(Data entries)
++++

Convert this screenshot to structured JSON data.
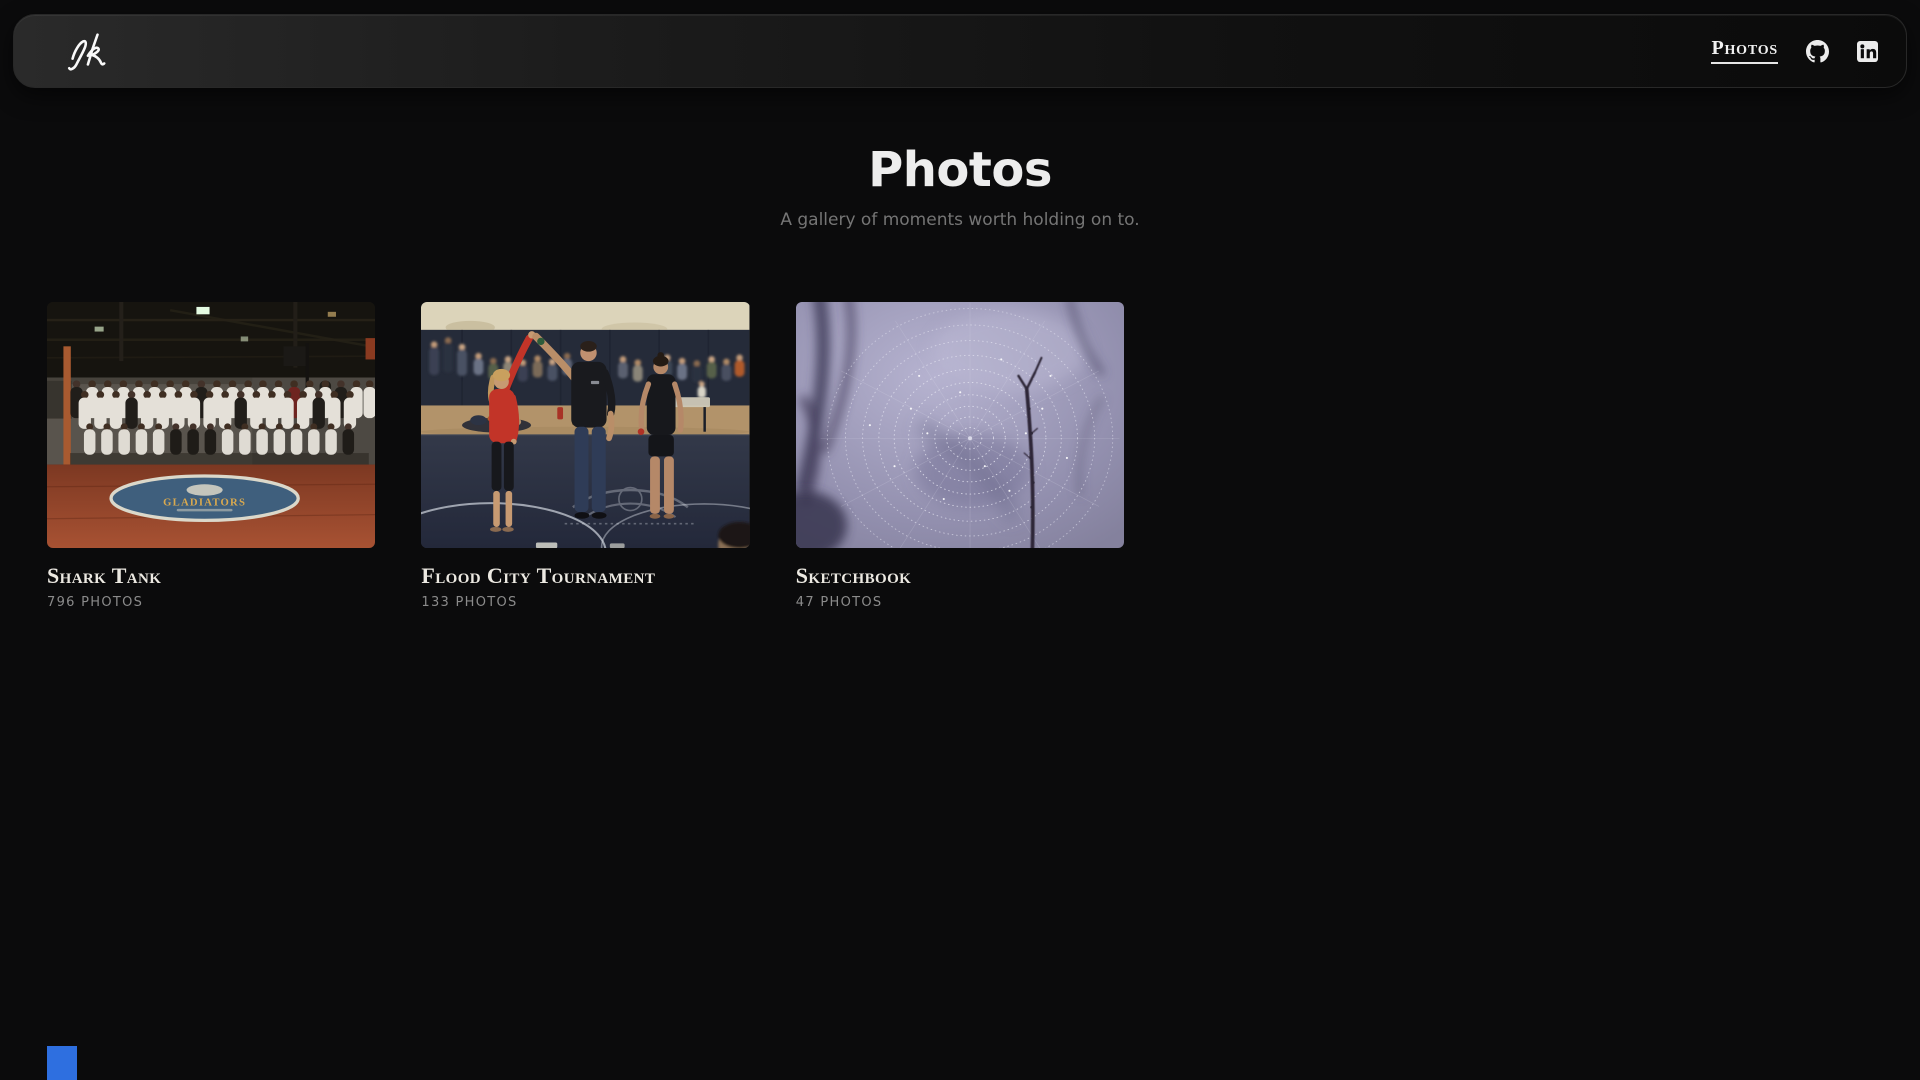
{
  "navbar": {
    "logo": "nk signature",
    "photos_label": "Photos"
  },
  "header": {
    "title": "Photos",
    "subtitle": "A gallery of moments worth holding on to."
  },
  "albums": [
    {
      "title": "Shark Tank",
      "count": "796 PHOTOS",
      "cover": "team group photo in gym, white and black gis, red mat with blue oval logo",
      "mat_logo_text": "GLADIATORS"
    },
    {
      "title": "Flood City Tournament",
      "count": "133 PHOTOS",
      "cover": "referee raising winner's hand between two competitors on navy wrestling mat"
    },
    {
      "title": "Sketchbook",
      "count": "47 PHOTOS",
      "cover": "dew covered spider web between dark branches in misty lavender light"
    }
  ],
  "colors": {
    "page_background": "#0b0b0c",
    "navbar_left": "#2a2a2a",
    "navbar_right": "#0b0b0b",
    "heading_text": "#ededed",
    "muted_text": "#8b8b8b",
    "bottom_left_marker": "#2e6fe0"
  }
}
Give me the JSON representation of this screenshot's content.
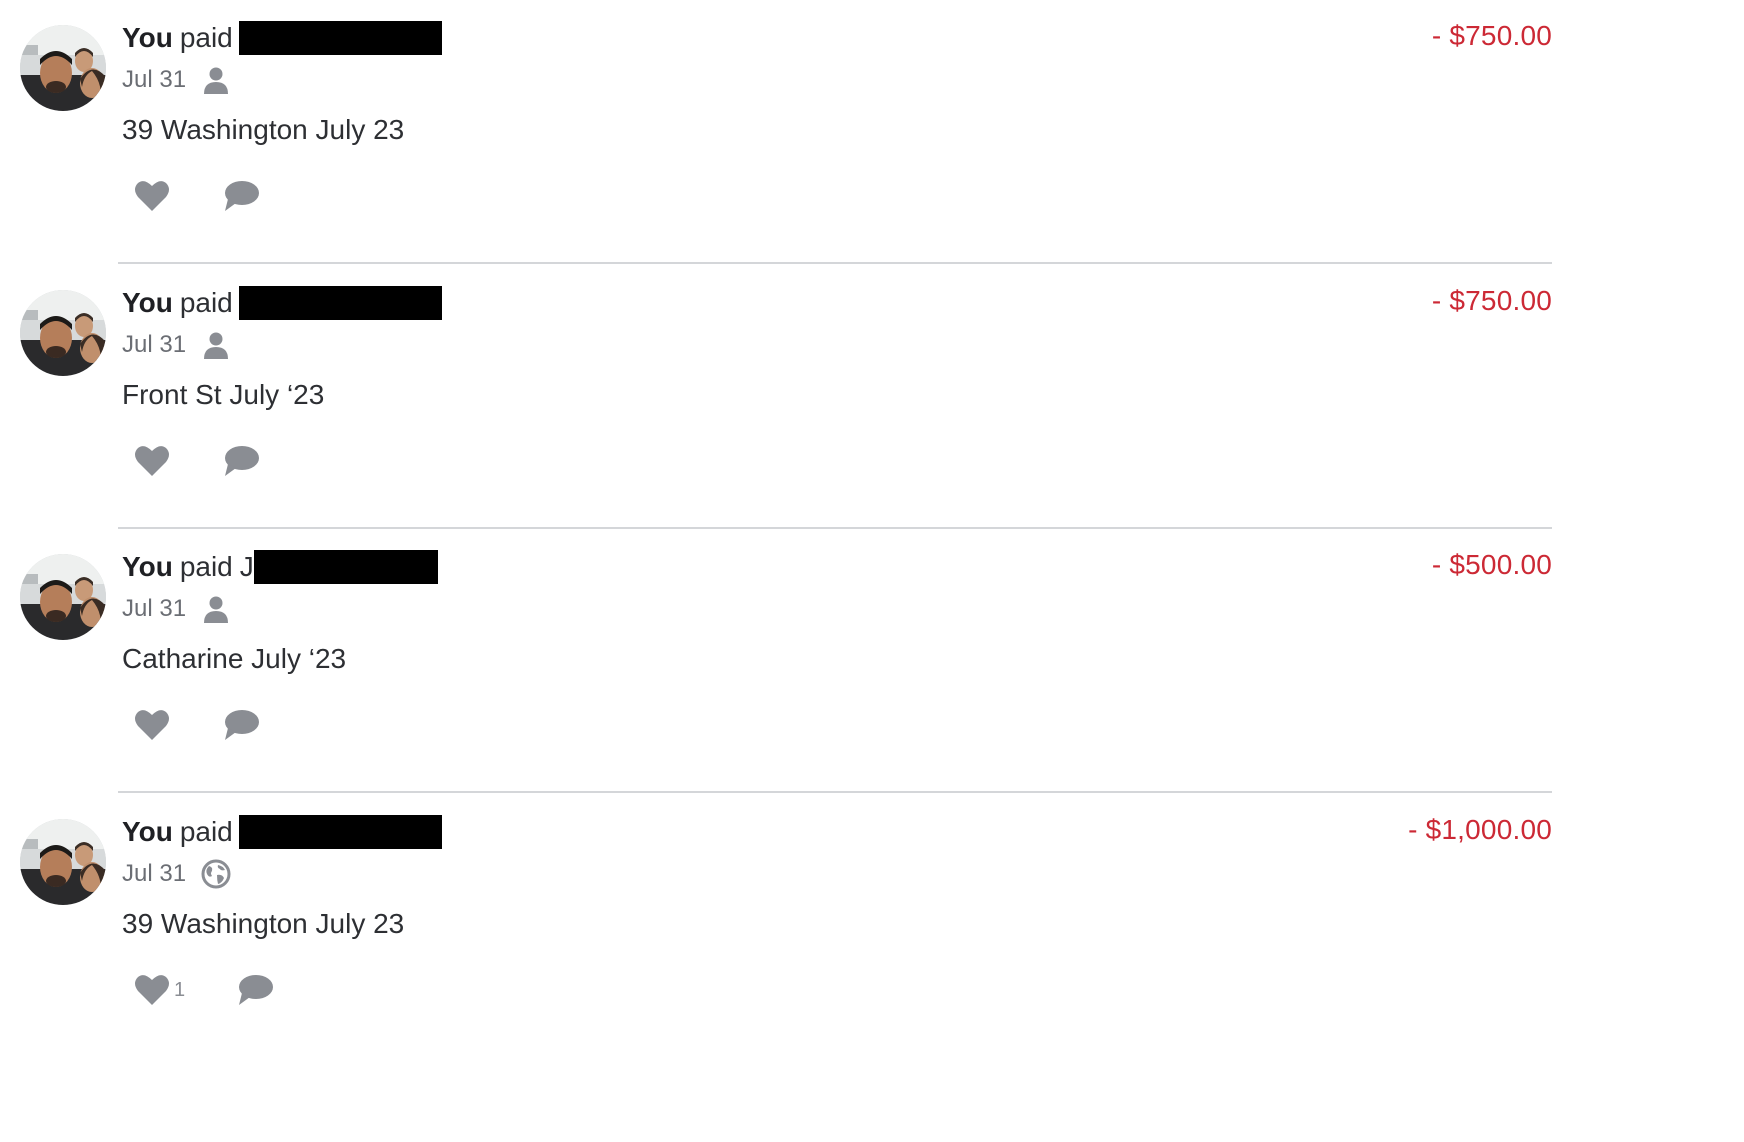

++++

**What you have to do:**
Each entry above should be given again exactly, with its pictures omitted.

**Solved exercise:**
Convert this screenshot to structured JSON data.
{
  "navbar": {
    "logo": "nk signature",
    "photos_label": "Photos"
  },
  "header": {
    "title": "Photos",
    "subtitle": "A gallery of moments worth holding on to."
  },
  "albums": [
    {
      "title": "Shark Tank",
      "count": "796 PHOTOS",
      "cover": "team group photo in gym, white and black gis, red mat with blue oval logo",
      "mat_logo_text": "GLADIATORS"
    },
    {
      "title": "Flood City Tournament",
      "count": "133 PHOTOS",
      "cover": "referee raising winner's hand between two competitors on navy wrestling mat"
    },
    {
      "title": "Sketchbook",
      "count": "47 PHOTOS",
      "cover": "dew covered spider web between dark branches in misty lavender light"
    }
  ],
  "colors": {
    "page_background": "#0b0b0c",
    "navbar_left": "#2a2a2a",
    "navbar_right": "#0b0b0b",
    "heading_text": "#ededed",
    "muted_text": "#8b8b8b",
    "bottom_left_marker": "#2e6fe0"
  }
}
Give me the JSON representation of this screenshot's content.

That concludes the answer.